* [ASSIGNMENT]: Output the records exactly, every one of them.

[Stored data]
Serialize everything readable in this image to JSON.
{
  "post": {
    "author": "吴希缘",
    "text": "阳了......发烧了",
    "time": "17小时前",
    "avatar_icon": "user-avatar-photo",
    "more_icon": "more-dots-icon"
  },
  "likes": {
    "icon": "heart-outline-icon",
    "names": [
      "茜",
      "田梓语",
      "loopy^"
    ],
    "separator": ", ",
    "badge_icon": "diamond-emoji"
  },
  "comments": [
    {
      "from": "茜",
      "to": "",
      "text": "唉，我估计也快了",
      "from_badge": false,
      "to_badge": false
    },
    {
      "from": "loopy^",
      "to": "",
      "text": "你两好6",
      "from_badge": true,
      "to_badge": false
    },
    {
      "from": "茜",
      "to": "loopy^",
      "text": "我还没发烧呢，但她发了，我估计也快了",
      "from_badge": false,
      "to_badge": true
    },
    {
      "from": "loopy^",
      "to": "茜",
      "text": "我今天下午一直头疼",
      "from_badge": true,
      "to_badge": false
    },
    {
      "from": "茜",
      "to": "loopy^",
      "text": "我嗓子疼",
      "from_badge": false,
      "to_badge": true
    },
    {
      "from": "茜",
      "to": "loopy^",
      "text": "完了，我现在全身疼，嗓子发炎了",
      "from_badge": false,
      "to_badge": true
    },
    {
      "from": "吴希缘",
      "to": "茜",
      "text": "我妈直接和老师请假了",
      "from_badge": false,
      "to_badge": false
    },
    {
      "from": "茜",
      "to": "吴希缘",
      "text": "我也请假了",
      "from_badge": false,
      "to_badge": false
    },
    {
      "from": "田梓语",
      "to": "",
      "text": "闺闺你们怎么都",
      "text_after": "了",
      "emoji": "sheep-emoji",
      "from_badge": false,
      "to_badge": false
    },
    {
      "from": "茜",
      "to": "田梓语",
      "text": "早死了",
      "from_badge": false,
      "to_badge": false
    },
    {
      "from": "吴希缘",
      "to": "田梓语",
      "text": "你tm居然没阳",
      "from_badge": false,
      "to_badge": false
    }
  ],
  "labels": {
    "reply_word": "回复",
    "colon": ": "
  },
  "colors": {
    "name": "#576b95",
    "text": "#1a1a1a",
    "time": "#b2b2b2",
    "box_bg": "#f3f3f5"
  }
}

* [OUTPUT FOR THIS TASK]:
Serialize everything readable in this image to JSON.
{
  "post": {
    "author": "吴希缘",
    "text": "阳了......发烧了",
    "time": "17小时前",
    "avatar_icon": "user-avatar-photo",
    "more_icon": "more-dots-icon"
  },
  "likes": {
    "icon": "heart-outline-icon",
    "names": [
      "茜",
      "田梓语",
      "loopy^"
    ],
    "separator": ", ",
    "badge_icon": "diamond-emoji"
  },
  "comments": [
    {
      "from": "茜",
      "to": "",
      "text": "唉，我估计也快了",
      "from_badge": false,
      "to_badge": false
    },
    {
      "from": "loopy^",
      "to": "",
      "text": "你两好6",
      "from_badge": true,
      "to_badge": false
    },
    {
      "from": "茜",
      "to": "loopy^",
      "text": "我还没发烧呢，但她发了，我估计也快了",
      "from_badge": false,
      "to_badge": true
    },
    {
      "from": "loopy^",
      "to": "茜",
      "text": "我今天下午一直头疼",
      "from_badge": true,
      "to_badge": false
    },
    {
      "from": "茜",
      "to": "loopy^",
      "text": "我嗓子疼",
      "from_badge": false,
      "to_badge": true
    },
    {
      "from": "茜",
      "to": "loopy^",
      "text": "完了，我现在全身疼，嗓子发炎了",
      "from_badge": false,
      "to_badge": true
    },
    {
      "from": "吴希缘",
      "to": "茜",
      "text": "我妈直接和老师请假了",
      "from_badge": false,
      "to_badge": false
    },
    {
      "from": "茜",
      "to": "吴希缘",
      "text": "我也请假了",
      "from_badge": false,
      "to_badge": false
    },
    {
      "from": "田梓语",
      "to": "",
      "text": "闺闺你们怎么都",
      "text_after": "了",
      "emoji": "sheep-emoji",
      "from_badge": false,
      "to_badge": false
    },
    {
      "from": "茜",
      "to": "田梓语",
      "text": "早死了",
      "from_badge": false,
      "to_badge": false
    },
    {
      "from": "吴希缘",
      "to": "田梓语",
      "text": "你tm居然没阳",
      "from_badge": false,
      "to_badge": false
    }
  ],
  "labels": {
    "reply_word": "回复",
    "colon": ": "
  },
  "colors": {
    "name": "#576b95",
    "text": "#1a1a1a",
    "time": "#b2b2b2",
    "box_bg": "#f3f3f5"
  }
}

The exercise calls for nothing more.